▶ [WORK ITEM]:
Pick the lines holding the string "Aufgenommen" out of the records and copy them.

▶ [THE DATA]:
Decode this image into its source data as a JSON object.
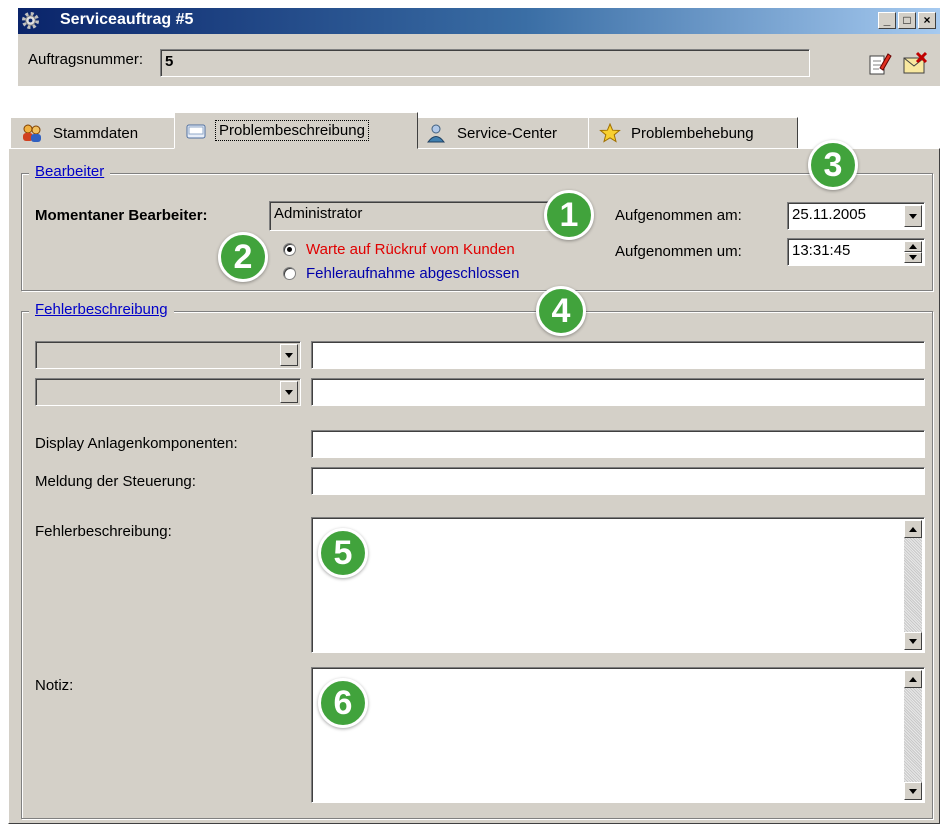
{
  "window": {
    "title": "Serviceauftrag #5",
    "minimize": "_",
    "maximize": "□",
    "close": "×",
    "order_number_label": "Auftragsnummer:",
    "order_number_value": "5"
  },
  "tabs": [
    {
      "label": "Stammdaten",
      "icon": "users-icon"
    },
    {
      "label": "Problembeschreibung",
      "icon": "folder-icon"
    },
    {
      "label": "Service-Center",
      "icon": "service-person-icon"
    },
    {
      "label": "Problembehebung",
      "icon": "star-icon"
    }
  ],
  "active_tab": "Problembeschreibung",
  "bearbeiter": {
    "group_title": "Bearbeiter",
    "current_label": "Momentaner Bearbeiter:",
    "current_value": "Administrator",
    "radio_wait": "Warte auf Rückruf vom Kunden",
    "radio_done": "Fehleraufnahme abgeschlossen",
    "radio_selected": "Warte auf Rückruf vom Kunden",
    "recorded_date_label": "Aufgenommen am:",
    "recorded_date_value": "25.11.2005",
    "recorded_time_label": "Aufgenommen um:",
    "recorded_time_value": "13:31:45"
  },
  "fehler": {
    "group_title": "Fehlerbeschreibung",
    "combo1_value": "",
    "combo2_value": "",
    "text1_value": "",
    "text2_value": "",
    "display_label": "Display Anlagenkomponenten:",
    "display_value": "",
    "meldung_label": "Meldung der Steuerung:",
    "meldung_value": "",
    "beschreibung_label": "Fehlerbeschreibung:",
    "beschreibung_value": "",
    "notiz_label": "Notiz:",
    "notiz_value": ""
  },
  "markers": [
    "1",
    "2",
    "3",
    "4",
    "5",
    "6"
  ],
  "colors": {
    "title_gradient_start": "#0a246a",
    "title_gradient_end": "#a6caf0",
    "dialog_face": "#d4d0c8",
    "group_title_link": "#0000c8",
    "radio_wait_text": "#e00000",
    "radio_done_text": "#0000aa",
    "marker_green": "#41a33c"
  }
}
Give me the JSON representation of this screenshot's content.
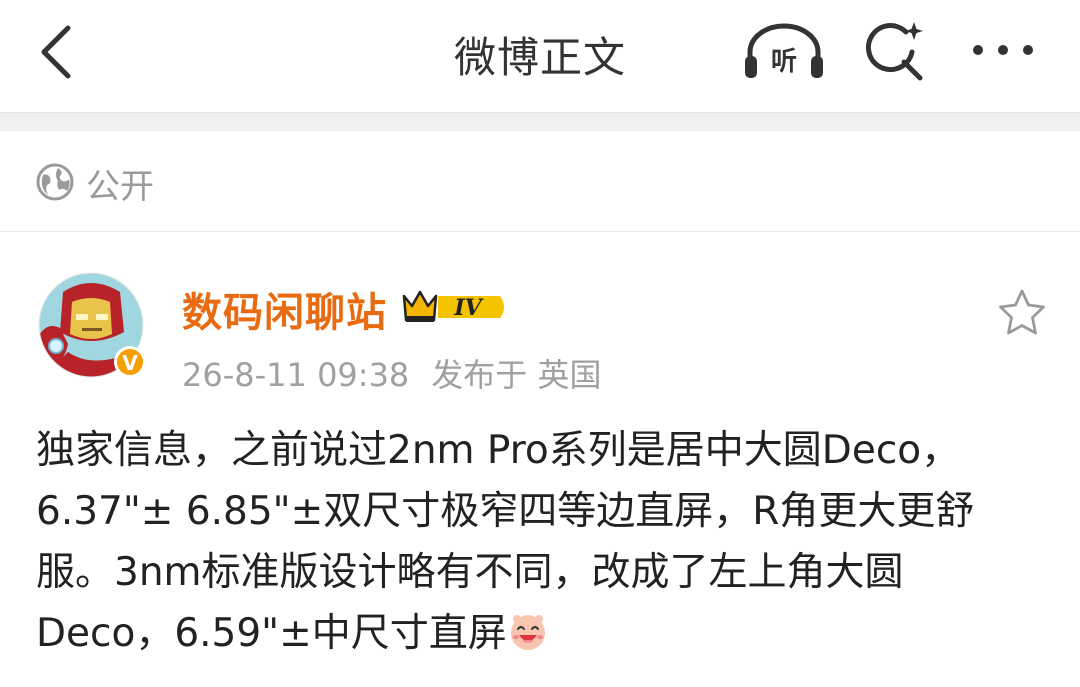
{
  "header": {
    "title": "微博正文",
    "listen_label": "听",
    "icons": {
      "back": "back-arrow-icon",
      "listen": "headphones-listen-icon",
      "search": "search-sparkle-icon",
      "more": "more-dots-icon"
    }
  },
  "visibility": {
    "icon": "globe-icon",
    "label": "公开"
  },
  "post": {
    "author": {
      "name": "数码闲聊站",
      "badge_level": "IV",
      "verified_badge": "V",
      "avatar_icon": "ironman-avatar"
    },
    "time": "26-8-11 09:38",
    "source": "发布于 英国",
    "text": [
      "独家信息，之前说过2nm Pro系列是居中大圆Deco，",
      "6.37\"± 6.85\"±双尺寸极窄四等边直屏，R角更大更舒",
      "服。3nm标准版设计略有不同，改成了左上角大圆",
      "Deco，6.59\"±中尺寸直屏"
    ],
    "emoji": "laughing-emoji",
    "favorite_icon": "star-outline-icon"
  },
  "colors": {
    "accent_orange": "#e86b12",
    "gold_badge": "#f5b400",
    "text_gray": "#a0a0a0"
  }
}
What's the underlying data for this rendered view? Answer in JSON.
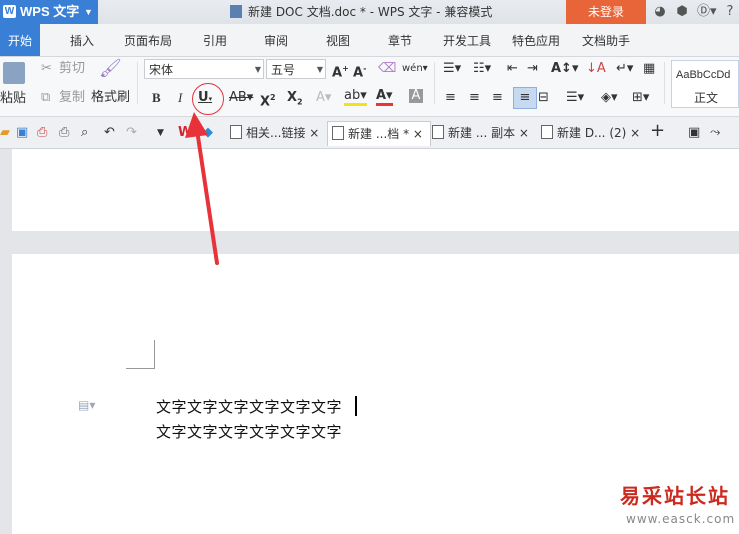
{
  "app": {
    "name": "WPS 文字",
    "logo_glyph": "W"
  },
  "title": {
    "text": "新建 DOC 文档.doc * - WPS 文字 - 兼容模式"
  },
  "login": {
    "label": "未登录"
  },
  "menu": {
    "tabs": [
      "开始",
      "插入",
      "页面布局",
      "引用",
      "审阅",
      "视图",
      "章节",
      "开发工具",
      "特色应用",
      "文档助手"
    ]
  },
  "ribbon": {
    "paste_label": "粘贴",
    "cut_label": "剪切",
    "copy_label": "复制",
    "format_painter_label": "格式刷",
    "font_name": "宋体",
    "font_size": "五号",
    "style_sample": "AaBbCcDd",
    "style_name": "正文"
  },
  "doc_tabs": [
    {
      "label": "相关...链接"
    },
    {
      "label": "新建 ...档 *"
    },
    {
      "label": "新建 ... 副本"
    },
    {
      "label": "新建 D... (2)"
    }
  ],
  "document": {
    "lines": [
      "文字文字文字文字文字文字",
      "文字文字文字文字文字文字"
    ]
  },
  "watermark": {
    "site_name": "易采站长站",
    "url": "www.easck.com"
  },
  "colors": {
    "accent": "#3a7fd6",
    "login": "#e8653a",
    "annotation": "#e8323a"
  }
}
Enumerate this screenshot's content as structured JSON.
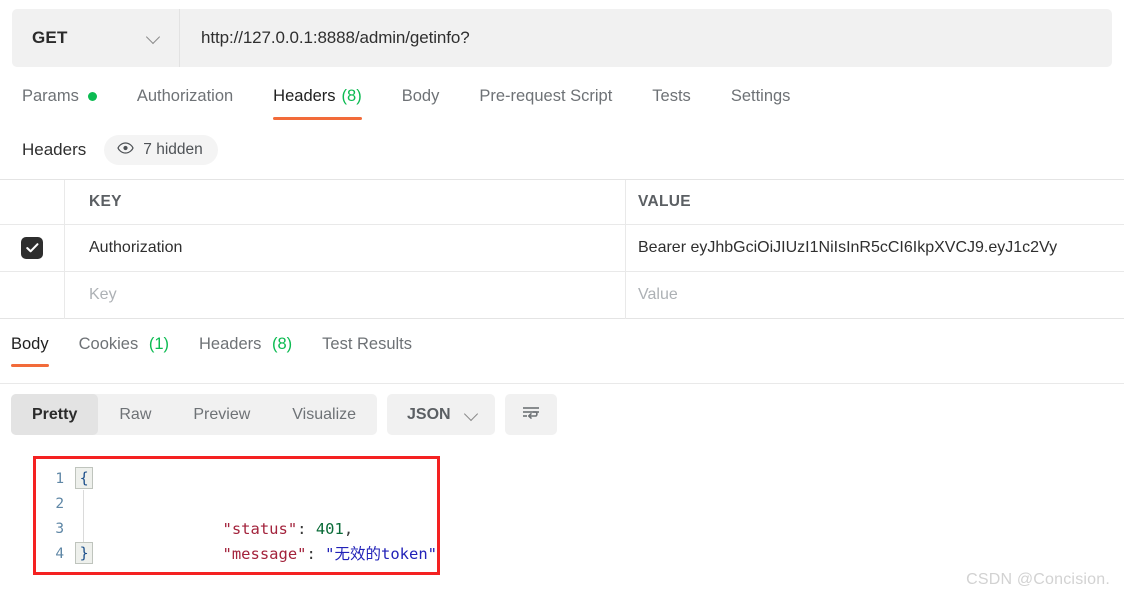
{
  "request": {
    "method": "GET",
    "url": "http://127.0.0.1:8888/admin/getinfo?",
    "tabs": [
      {
        "label": "Params",
        "dot": true,
        "active": false
      },
      {
        "label": "Authorization",
        "active": false
      },
      {
        "label": "Headers",
        "count": "(8)",
        "active": true
      },
      {
        "label": "Body",
        "active": false
      },
      {
        "label": "Pre-request Script",
        "active": false
      },
      {
        "label": "Tests",
        "active": false
      },
      {
        "label": "Settings",
        "active": false
      }
    ]
  },
  "headers_panel": {
    "title": "Headers",
    "hidden_badge": "7 hidden",
    "hidden_icon": "eye-icon",
    "columns": {
      "key": "KEY",
      "value": "VALUE"
    },
    "rows": [
      {
        "checked": true,
        "key": "Authorization",
        "value": "Bearer eyJhbGciOiJIUzI1NiIsInR5cCI6IkpXVCJ9.eyJ1c2Vy"
      }
    ],
    "new_row": {
      "key_placeholder": "Key",
      "value_placeholder": "Value"
    }
  },
  "response": {
    "tabs": [
      {
        "label": "Body",
        "active": true
      },
      {
        "label": "Cookies",
        "count": "(1)",
        "active": false
      },
      {
        "label": "Headers",
        "count": "(8)",
        "active": false
      },
      {
        "label": "Test Results",
        "active": false
      }
    ],
    "view_modes": [
      {
        "label": "Pretty",
        "active": true
      },
      {
        "label": "Raw",
        "active": false
      },
      {
        "label": "Preview",
        "active": false
      },
      {
        "label": "Visualize",
        "active": false
      }
    ],
    "format": "JSON",
    "wrap_icon": "word-wrap-icon",
    "body": {
      "line_numbers": [
        "1",
        "2",
        "3",
        "4"
      ],
      "fold_open": "{",
      "fold_close": "}",
      "lines": [
        {
          "segments": []
        },
        {
          "segments": [
            {
              "text": "    \"status\"",
              "cls": "k-key"
            },
            {
              "text": ": ",
              "cls": "k-pun"
            },
            {
              "text": "401",
              "cls": "k-num"
            },
            {
              "text": ",",
              "cls": "k-pun"
            }
          ]
        },
        {
          "segments": [
            {
              "text": "    \"message\"",
              "cls": "k-key"
            },
            {
              "text": ": ",
              "cls": "k-pun"
            },
            {
              "text": "\"无效的token\"",
              "cls": "k-str"
            }
          ]
        },
        {
          "segments": []
        }
      ],
      "highlight_color": "#f42121"
    }
  },
  "watermark": "CSDN @Concision.",
  "colors": {
    "accent": "#f26b3a",
    "green": "#0cbb52",
    "highlight": "#f42121",
    "toolbar_bg": "#f1f1f1"
  }
}
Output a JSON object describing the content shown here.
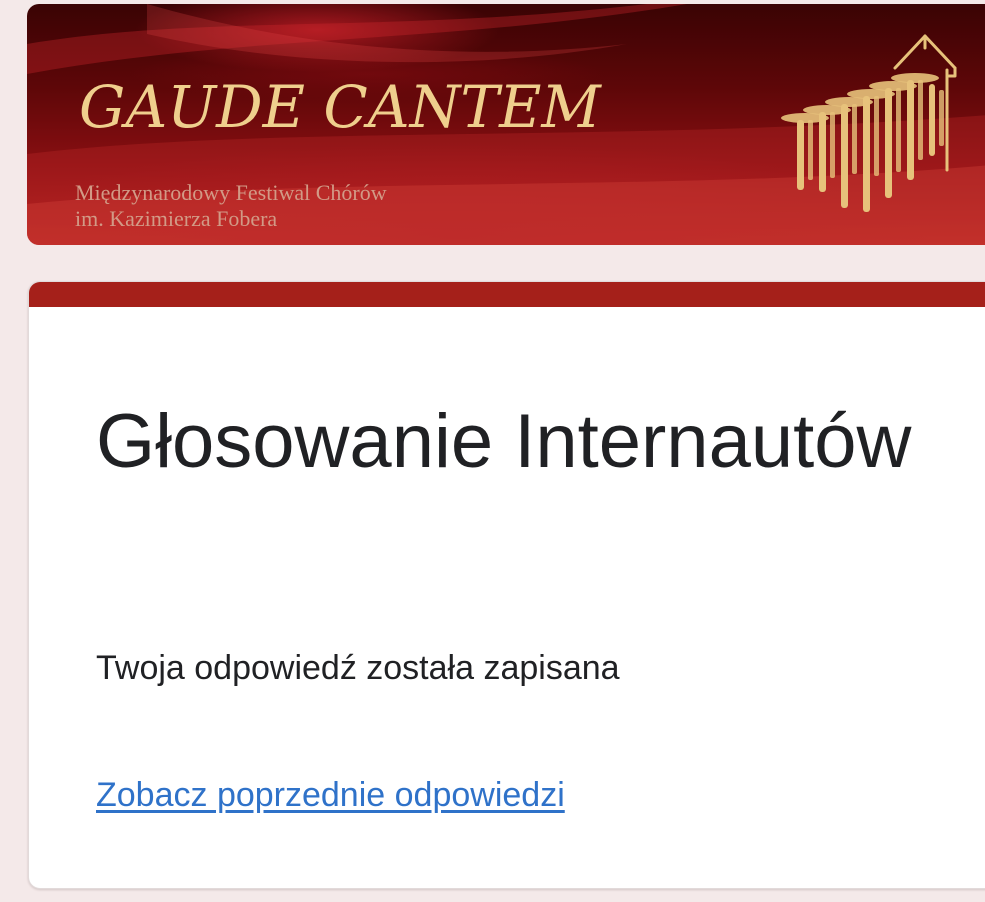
{
  "header": {
    "banner_title": "GAUDE CANTEM",
    "banner_subtitle_line1": "Międzynarodowy Festiwal Chórów",
    "banner_subtitle_line2": "im. Kazimierza Fobera",
    "logo_icon": "organ-pipes-church-icon"
  },
  "form": {
    "title": "Głosowanie Internautów",
    "confirmation": "Twoja odpowiedź została zapisana",
    "view_previous_link": "Zobacz poprzednie odpowiedzi"
  },
  "colors": {
    "accent": "#a5201a",
    "banner_gold": "#efcf8d",
    "link": "#2f72c9",
    "page_background": "#f4e9e9"
  }
}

▶ [OUTPUT OF THE TASK]:
    "recorded_date_label": "Aufgenommen am:",
    "recorded_time_label": "Aufgenommen um:",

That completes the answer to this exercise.